In experiencing and trying to solve both internal and external conflict ASEAN strongly is of the opinion that a multilateral approach in all matters would not only be more realistic but also beneficial to both regional and non- regional members. In lieu of this concern, ASEAN became instrumental in setting up a multilateral framework for security in the Asia Pacific. Thus the ARF (Asian Regional Forum) was established to serve as a constructive venue for its members to deal with each other to maintain their security interests through the spirit of cooperation and peace. They used the tactic of ‘quiet diplomacy’ to try and resolve the conflicts they faced. Describing this (Hiro Katsumata, 2003, p. 107, states that the “quiet diplomacy” in the Southeast Asian context, is often been defined in terms of “the ASEAN Way.” Besides this, they provided a platform for forging closer personal bonds among its member states to strengthen cooperation and leadership.
Amitav Acharya, in Gillian Goh’s “The ASEAN Way”, The Quest for Identity. p. 82
Gillian Goh, The ‘ASEAN Way”, Non- Intervention and the ASEAN’S Role in Conflict Management.

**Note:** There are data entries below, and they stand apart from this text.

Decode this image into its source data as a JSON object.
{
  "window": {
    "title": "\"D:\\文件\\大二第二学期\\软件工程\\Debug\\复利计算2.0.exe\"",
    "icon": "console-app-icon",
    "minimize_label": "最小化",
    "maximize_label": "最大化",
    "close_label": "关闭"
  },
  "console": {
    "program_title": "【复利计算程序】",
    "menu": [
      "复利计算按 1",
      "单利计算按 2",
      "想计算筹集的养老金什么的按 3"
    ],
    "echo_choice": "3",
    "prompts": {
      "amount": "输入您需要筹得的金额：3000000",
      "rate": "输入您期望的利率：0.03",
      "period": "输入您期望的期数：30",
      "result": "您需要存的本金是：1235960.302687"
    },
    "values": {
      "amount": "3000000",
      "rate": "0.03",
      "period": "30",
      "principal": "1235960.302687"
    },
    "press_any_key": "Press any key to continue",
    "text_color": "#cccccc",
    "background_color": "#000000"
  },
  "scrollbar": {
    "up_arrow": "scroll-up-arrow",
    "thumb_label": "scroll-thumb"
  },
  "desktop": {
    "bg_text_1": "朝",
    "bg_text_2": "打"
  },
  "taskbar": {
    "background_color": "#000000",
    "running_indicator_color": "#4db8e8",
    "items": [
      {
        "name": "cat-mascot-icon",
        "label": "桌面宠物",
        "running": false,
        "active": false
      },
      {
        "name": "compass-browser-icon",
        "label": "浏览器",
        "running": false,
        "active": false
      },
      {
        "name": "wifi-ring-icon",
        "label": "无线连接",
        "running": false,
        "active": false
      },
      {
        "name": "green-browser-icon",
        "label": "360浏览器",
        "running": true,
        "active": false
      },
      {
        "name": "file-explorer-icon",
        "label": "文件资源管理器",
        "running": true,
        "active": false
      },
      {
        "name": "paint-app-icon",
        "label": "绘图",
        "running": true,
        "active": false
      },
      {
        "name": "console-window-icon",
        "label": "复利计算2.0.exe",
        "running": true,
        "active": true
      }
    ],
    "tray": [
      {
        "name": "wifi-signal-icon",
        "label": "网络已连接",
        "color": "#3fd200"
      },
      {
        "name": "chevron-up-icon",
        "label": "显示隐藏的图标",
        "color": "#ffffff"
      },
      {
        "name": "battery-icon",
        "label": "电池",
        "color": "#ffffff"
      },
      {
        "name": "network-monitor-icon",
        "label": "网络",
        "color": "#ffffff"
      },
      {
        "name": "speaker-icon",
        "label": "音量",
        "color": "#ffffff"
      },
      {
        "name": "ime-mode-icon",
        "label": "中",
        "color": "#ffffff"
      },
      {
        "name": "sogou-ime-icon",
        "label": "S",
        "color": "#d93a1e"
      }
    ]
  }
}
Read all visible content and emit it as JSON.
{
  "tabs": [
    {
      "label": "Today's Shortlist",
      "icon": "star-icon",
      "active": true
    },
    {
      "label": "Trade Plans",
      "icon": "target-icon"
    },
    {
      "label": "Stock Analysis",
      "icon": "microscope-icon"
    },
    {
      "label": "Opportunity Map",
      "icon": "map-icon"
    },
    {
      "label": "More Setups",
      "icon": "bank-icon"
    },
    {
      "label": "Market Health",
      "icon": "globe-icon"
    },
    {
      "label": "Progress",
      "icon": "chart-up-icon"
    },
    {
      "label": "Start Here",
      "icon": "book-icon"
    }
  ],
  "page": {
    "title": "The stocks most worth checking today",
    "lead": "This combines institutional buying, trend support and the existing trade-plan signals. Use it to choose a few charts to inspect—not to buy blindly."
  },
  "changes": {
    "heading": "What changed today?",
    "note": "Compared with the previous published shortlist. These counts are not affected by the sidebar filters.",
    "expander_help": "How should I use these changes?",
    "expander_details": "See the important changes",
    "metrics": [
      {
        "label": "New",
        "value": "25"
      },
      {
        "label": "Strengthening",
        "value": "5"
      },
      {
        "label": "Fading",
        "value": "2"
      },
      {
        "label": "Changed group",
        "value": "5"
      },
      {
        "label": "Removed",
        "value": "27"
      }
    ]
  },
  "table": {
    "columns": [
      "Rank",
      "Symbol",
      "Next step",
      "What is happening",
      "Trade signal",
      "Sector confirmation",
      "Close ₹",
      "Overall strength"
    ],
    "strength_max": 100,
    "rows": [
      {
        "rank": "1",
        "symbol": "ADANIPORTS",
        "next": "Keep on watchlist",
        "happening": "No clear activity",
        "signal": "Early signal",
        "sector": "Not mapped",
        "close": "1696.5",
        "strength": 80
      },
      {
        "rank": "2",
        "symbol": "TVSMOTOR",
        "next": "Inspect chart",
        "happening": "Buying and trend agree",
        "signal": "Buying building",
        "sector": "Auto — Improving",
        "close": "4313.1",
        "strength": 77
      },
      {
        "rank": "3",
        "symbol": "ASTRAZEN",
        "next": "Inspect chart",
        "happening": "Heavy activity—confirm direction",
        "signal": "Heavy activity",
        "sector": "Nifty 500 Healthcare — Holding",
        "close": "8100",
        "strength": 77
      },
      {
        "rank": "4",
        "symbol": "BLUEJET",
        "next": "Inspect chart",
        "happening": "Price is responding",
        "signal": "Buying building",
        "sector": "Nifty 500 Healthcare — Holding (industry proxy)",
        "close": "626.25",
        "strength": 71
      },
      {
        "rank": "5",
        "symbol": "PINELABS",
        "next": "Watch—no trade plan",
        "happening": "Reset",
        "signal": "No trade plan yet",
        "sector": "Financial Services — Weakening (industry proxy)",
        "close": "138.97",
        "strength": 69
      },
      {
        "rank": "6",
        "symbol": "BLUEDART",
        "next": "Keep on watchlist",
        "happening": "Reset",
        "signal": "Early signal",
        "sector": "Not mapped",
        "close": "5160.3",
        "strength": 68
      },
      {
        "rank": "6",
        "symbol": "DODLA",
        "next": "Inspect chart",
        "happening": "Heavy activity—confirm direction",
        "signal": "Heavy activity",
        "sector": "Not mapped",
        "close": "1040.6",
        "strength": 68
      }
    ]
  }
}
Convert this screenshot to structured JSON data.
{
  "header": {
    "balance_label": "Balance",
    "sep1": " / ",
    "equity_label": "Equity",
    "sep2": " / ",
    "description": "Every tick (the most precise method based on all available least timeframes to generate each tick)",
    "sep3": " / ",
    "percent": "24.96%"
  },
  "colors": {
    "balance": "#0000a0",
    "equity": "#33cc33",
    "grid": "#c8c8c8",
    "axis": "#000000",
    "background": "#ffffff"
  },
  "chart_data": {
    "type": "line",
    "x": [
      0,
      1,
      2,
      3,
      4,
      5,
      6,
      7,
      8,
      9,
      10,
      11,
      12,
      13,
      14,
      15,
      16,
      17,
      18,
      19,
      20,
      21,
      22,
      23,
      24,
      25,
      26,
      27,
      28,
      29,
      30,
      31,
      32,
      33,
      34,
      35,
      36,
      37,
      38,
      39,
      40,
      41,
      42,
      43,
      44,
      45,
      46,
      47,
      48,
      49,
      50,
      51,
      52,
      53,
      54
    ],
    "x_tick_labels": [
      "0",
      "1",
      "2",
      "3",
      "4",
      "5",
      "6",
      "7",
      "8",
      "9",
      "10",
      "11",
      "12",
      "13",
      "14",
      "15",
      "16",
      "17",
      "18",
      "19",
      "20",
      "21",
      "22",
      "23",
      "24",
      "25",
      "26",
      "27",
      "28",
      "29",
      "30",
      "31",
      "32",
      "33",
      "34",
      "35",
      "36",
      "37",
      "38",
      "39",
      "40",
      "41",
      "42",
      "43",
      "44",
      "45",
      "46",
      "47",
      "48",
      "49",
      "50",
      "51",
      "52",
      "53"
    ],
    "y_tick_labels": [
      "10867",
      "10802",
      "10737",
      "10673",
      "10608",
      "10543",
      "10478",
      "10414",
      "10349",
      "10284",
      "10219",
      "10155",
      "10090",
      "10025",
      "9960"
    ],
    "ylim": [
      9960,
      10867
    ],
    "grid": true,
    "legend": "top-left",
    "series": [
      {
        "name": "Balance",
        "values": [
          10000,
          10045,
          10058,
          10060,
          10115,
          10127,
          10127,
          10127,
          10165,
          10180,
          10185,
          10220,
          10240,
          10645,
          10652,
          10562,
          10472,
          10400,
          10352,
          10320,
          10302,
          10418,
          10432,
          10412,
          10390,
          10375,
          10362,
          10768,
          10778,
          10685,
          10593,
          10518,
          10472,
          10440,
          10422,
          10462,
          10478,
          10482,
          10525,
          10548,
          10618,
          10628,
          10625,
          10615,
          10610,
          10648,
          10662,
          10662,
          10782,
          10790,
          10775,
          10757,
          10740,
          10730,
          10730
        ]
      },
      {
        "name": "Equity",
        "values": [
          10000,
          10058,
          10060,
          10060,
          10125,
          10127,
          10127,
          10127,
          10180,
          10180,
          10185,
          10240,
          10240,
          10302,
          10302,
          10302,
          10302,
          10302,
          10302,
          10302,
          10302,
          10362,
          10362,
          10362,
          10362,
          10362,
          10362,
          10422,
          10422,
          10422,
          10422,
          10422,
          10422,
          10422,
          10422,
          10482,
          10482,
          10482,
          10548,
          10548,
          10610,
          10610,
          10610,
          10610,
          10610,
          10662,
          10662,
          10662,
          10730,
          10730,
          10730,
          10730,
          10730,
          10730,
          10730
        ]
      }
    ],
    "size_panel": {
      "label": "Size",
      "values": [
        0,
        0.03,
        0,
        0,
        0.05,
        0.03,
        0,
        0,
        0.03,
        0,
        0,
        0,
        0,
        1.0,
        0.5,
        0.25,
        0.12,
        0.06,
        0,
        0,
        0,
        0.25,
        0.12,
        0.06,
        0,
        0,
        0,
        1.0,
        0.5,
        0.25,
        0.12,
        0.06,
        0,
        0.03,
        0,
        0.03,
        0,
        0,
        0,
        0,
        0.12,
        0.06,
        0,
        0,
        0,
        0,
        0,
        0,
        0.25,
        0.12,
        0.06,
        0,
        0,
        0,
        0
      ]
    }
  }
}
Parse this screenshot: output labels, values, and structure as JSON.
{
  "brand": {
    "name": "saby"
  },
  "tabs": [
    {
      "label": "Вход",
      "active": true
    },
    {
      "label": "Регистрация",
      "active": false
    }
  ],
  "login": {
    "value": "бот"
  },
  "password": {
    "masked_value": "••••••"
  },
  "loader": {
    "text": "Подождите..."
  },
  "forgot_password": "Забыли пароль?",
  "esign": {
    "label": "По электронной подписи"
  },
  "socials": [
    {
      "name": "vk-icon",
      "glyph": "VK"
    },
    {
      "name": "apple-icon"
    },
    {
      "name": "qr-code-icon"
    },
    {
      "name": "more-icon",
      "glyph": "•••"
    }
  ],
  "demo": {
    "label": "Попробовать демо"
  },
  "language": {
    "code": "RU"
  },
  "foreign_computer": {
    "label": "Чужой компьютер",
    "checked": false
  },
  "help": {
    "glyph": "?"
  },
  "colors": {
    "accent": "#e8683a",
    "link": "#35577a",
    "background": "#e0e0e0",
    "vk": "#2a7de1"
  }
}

Greater East Asia, Stanford Journal of East Asian Affairs. p. 113
Hiro Katsumata, (2003) “Reconstruction of Diplomatic Norms in Southeast Asia: The Case of Strict Adherence to the ASEAN Way”, Contemporary Southeast Asia, vol. 25, No. 1.
Jennifer Robinson, (2010) Future Justice. Self Determination and the Limits of Justice: West Papua and East Timor. p. 169
Marily van Nevel (2011) The Thai – Cambodian Border Conflict: a growing role for ASEAN? European Institute for Asian Studies. EIAS Newsletter. Web. Accessed from
Olivia Rondonuwu and Aditya Suharmoko, (2011) ASEAN summit fails to resolve Thai – Cambodian Conflict. Web. Accessed in September 2014.
Rizal Sukma. ASEAN and Regional Security in East Asia. Security Politics in Asia and Europe.Jakarta, Indonesia. p. 109
Shaun Narine, (1997) in Gillian Goh’s “The ASEAN Way”, ASEAN and the ARF: the limits of the ‘ASEAN Way’. Asian Survey, 35 (9): p. 359
Soesastro, Hadi, ed., in Gillian Goh’s “The ASEAN Way”, ASEAN in a Changed Regional and International Political Economy (Jakarta: Centre for Strategic and International Studies,1995), iii-ix.
Sujane Kanparit, (2013) A Mediator named ASEAN: Lessons from Preah Vihear from the Sarakadee magazine. Web. Accessed in Sept. 2014.
Tommy Koh, (2004) “Southeast Asia”, in Kim Kyung-won, Tommy Koh, and Farooq Sobhan, America’s Role in Asia: Asian Views (San Francisco: The Asia Foundation, p. 38.
William Tow & Brendan Taylor, (2008) in Rizal Sukma’s ‘ASEAN and Regional Security in East Asia. What is Regional Security Architecture?, Paper prepared for the ISA Annual Conference, San Francisco.26 – 29, p.2